highlighting the big storyline. Because there's nothing quite as
satisfying as a good morning dump.
Now three days after walking off the mound with a strained right forearm, closer Joel Hanrahan continues to feel so much soreness that he’s having trouble gripping a baseball.
And so the Red Sox are seeking the opinions of two noted orthopedic surgeons.
The images from Hanrahan’s MRI exam have been sent to Dr. James Andrews and Dr. David Altchek.
Based on the findings of the Sox’ medical staff, the MRI didn’t
indicate structural damage to the elbow but confirmed a strain of the
flexor mass, where the tendon meets the joint.
According to Hanrahan, there’s some question over whether the
damaged tendon has been protecting the ligament as it’s supposed to. If
the ligament has been affected, surgery may be a possibility, although
the Sox hope that is an extreme scenario.
“That’s one of the
things they’re looking at, to see how that ligament looks,” Hanrahan
said. “I think you could probably go through this clubhouse and look at
everybody’s ligament and it’s not going to be like a 12-year-old’s
ligament. So that’s one thing they’ll look at, to see if that ligament
has been compromised.”
The Red Sox expect to hear from Andrews and
Altchek today. In the meantime, Hanrahan has been icing his arm and
riding the exercise bike.
Herald: Notebook: Joel Hanrahan seeks second opinions
We all knew there would be a point in the season when Andrew Bailey would miss some time due to injury. Possibly extended time. And, that has happened.
Joel Hanrahan sucked a bit, missed some time, Andrew Bailey impressed, Hanrahan returned to eventually get his job back, now Junichi Tazawa is the man in the 9th inning. No one expected this situation.
Now Dr. James Andrews is in the picture, even though he is the best in the biz, we shouldn't expect a good outcome in terms of a timely return. This injury is worse than initially thought and the Sox are down both of their closers.

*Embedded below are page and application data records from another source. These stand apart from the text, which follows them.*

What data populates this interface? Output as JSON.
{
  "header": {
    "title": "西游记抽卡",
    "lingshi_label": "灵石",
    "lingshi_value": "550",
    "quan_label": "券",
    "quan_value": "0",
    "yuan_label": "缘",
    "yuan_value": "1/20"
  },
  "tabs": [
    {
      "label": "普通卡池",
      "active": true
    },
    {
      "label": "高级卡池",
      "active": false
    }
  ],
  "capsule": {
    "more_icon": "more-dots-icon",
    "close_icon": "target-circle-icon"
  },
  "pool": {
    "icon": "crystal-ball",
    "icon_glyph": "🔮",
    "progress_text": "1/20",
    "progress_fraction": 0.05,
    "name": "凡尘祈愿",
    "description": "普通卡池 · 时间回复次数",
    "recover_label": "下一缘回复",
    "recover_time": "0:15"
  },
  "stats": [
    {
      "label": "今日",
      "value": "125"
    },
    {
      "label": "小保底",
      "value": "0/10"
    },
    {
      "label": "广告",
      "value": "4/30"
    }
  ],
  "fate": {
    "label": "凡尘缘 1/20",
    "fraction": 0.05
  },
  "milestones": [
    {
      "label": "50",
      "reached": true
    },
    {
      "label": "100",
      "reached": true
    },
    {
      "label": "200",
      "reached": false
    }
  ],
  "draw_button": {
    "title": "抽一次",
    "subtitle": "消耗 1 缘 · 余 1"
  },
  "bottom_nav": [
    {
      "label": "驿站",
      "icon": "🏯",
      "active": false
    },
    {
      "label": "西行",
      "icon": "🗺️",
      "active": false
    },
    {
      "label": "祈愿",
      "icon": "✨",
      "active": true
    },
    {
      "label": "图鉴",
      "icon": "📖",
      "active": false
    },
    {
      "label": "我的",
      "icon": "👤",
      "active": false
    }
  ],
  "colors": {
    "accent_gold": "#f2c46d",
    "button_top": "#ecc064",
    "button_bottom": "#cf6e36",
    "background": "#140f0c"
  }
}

I guess losing 2 closers doesn't matter much because we haven't seen many save situations lately. This team is looking awful.
On Page 2, Did Adrian Gonzalez make David Ortiz a better hitter?
Ortiz is off to a 24-for-63 (.381) start, with nine doubles, four
homers, 17 RBI, a .412 on-base percentage and a .714 slugging
percentage, numbers that have left teammates and opponents shaking their
heads in wonder. If it's possible, Sox manager John Farrell believes Ortiz is even a better hitter now than he was from 2007-10, when Farrell worked as the Red Sox' pitching coach.“It
starts with his work routine leading up to (batting practice), and then
what he sets out to accomplish every day on the field pregame,” Farrell
said. “You rarely see him look to drive the ball out of the ballpark.”Instead,
Ortiz works on hitting the opposite way to left field, something he
didn’t do as often earlier in his career. Farrell suggested that playing
with former Sox first baseman Adrian Gonzalez over the
past two seasons may have helped to make Ortiz a more well-rounded
hitter. Like Ortiz, Gonzalez is a left-handed hitter, and throughout his
career, he has been known for being able to use the whole field,
including hitting with power to left and left-center. Early in 2011,
Gonzalez' first season with the Red Sox, Ortiz often marveled at his
approach at the plate.
Herald: How Adrian Gonzalez may have helped David Ortiz become a better hitter
Adrian Gonzalez may have help Ortiz by giving him some pointers on how to use the whole field. That's great. Remember when we thought Adrian Gonzalez would hit 10-15 more home runs as a Red Sox because of the layout of Fenway and his ability to hit opposite field homers? I certainly do. Glad we saw that spectacle.
Glad he could at least help out Ortiz before he was traded. Thanks, Adrian, for making David Ortiz so much better. I am so happy you were able to contribute something to this team.